“Everything that I got, I had to find on the internet and was being shipped in from either Canada or Mexico. I remember one time I got it, it was stuffed inside a sharpie – emptied out. These guys get pretty clever!” says Max.
Jennifer: After almost nonexistent numbers of meth overdoses in their county for several years, the coroner’s office in Montgomery County, Pennsylvania experienced a startling resurgence three years ago that continues to skyrocket at an alarming pace. Since 2015, annual meth overdoses have jumped from two a year to almost two a month.
“We have increased our numbers by almost 300 fold,” says Dr. Michael Melbourne Montgomery County’s Coroner. “They have continued to go up.”
Jennifer: The victims coming through this coroner’s office have been between the ages of 17 and 40.
Gregory McDonald who is Montgomery County’s Chief Deputy Coroner: “It ravages the entire body. It involves almost all the organs eventually.”
Jennifer: Meth overdose calls haven’t risen to opioid levels yet in this community, but they are happening often enough that it is getting people’s attention. Paramedics are on the front lines.
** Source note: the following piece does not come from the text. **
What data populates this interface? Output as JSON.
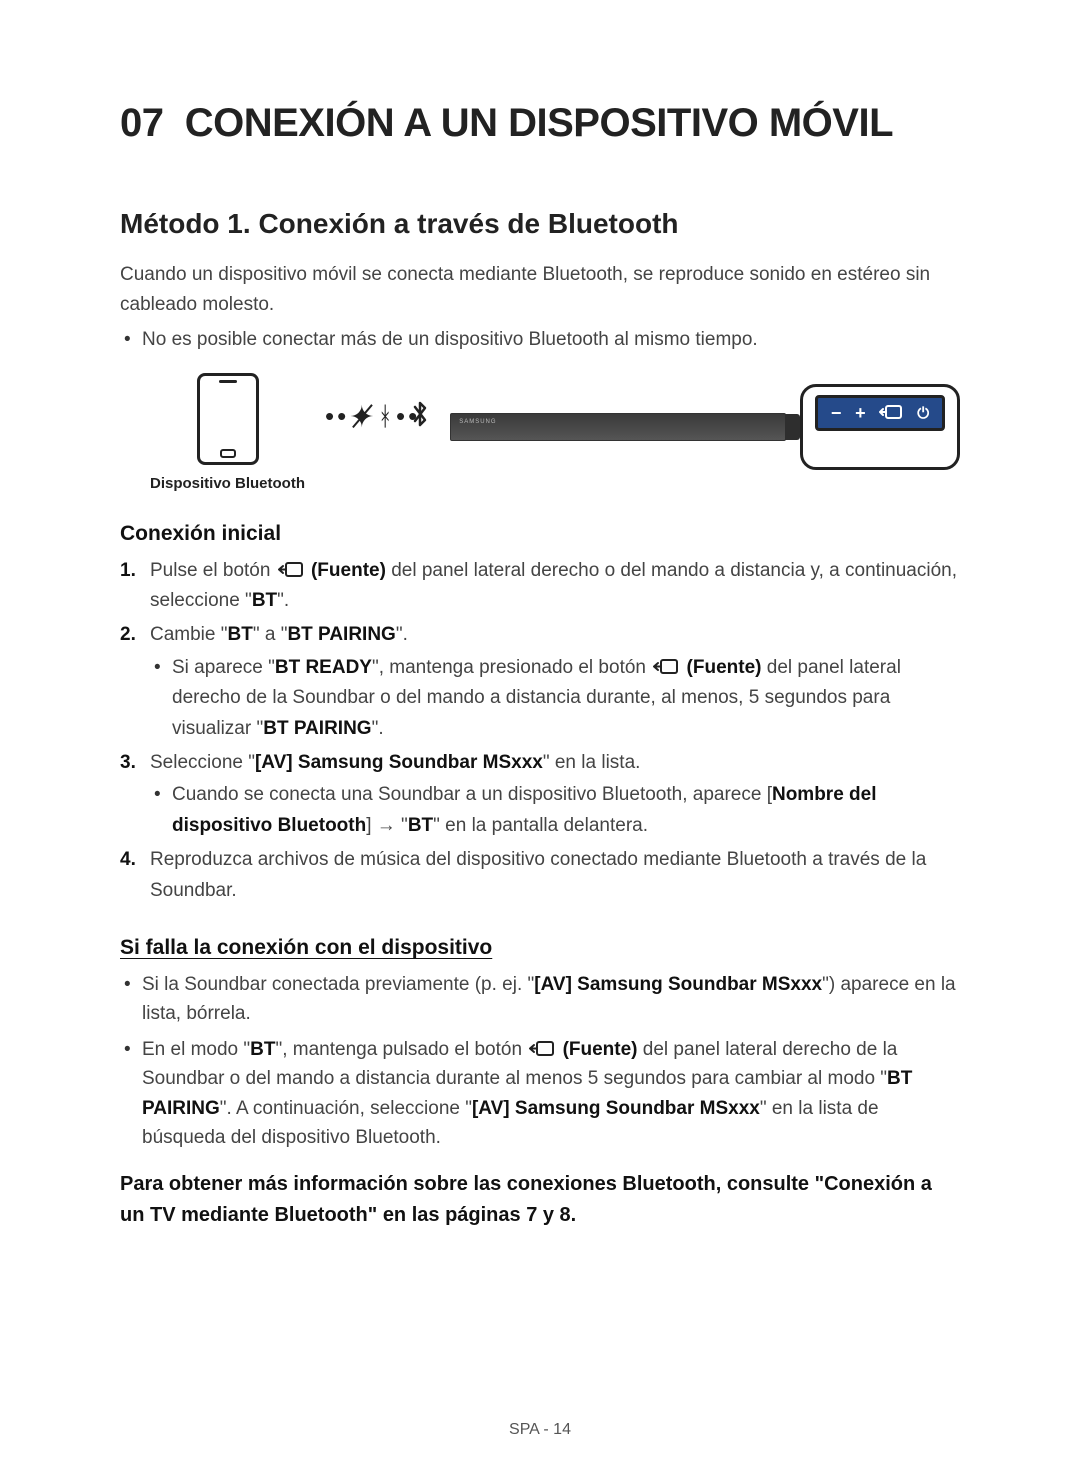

“I have had three methamphetamine overdoses recently, the last one being three days ago. I had one two weeks ago and a previous one on Christmas eve. So I’ve had three in two months.” says Patrick Glynn a Paramedic. “It’s definitely increasing, more than I’ve had previously in my career.”
Jennifer: Patients who overdose on opioids are often found passed out and not breathing, but meth is a stimulant, so calls relating to overdoses of this illegal drug can be far more challenging and unpredictable for emergency crews. They often involve aggressive behavior, paranoia, and delusions.
“At any time, they can come right at you, agitated and may attack you. One time, we had a patient try to get out of the stretcher and out of the ambulance while it was moving because he was having hallucinations and he started working himself up.” Glynn says.
Jennifer: Montgomery county, a community of a little over 800,000, is working hard to get ahead of this problem. It has been designated by the White House as a high intensity drug trafficking area. As for those who have experienced meth and have lived to tell the tale, many say they have a warning for communities — if you don’t start paying attention, it won’t be in the shadow of opioids for long.
Parker adds, “Without the focus on it, without telling people about it and warning people about it, it’s going to become the next epidemic.”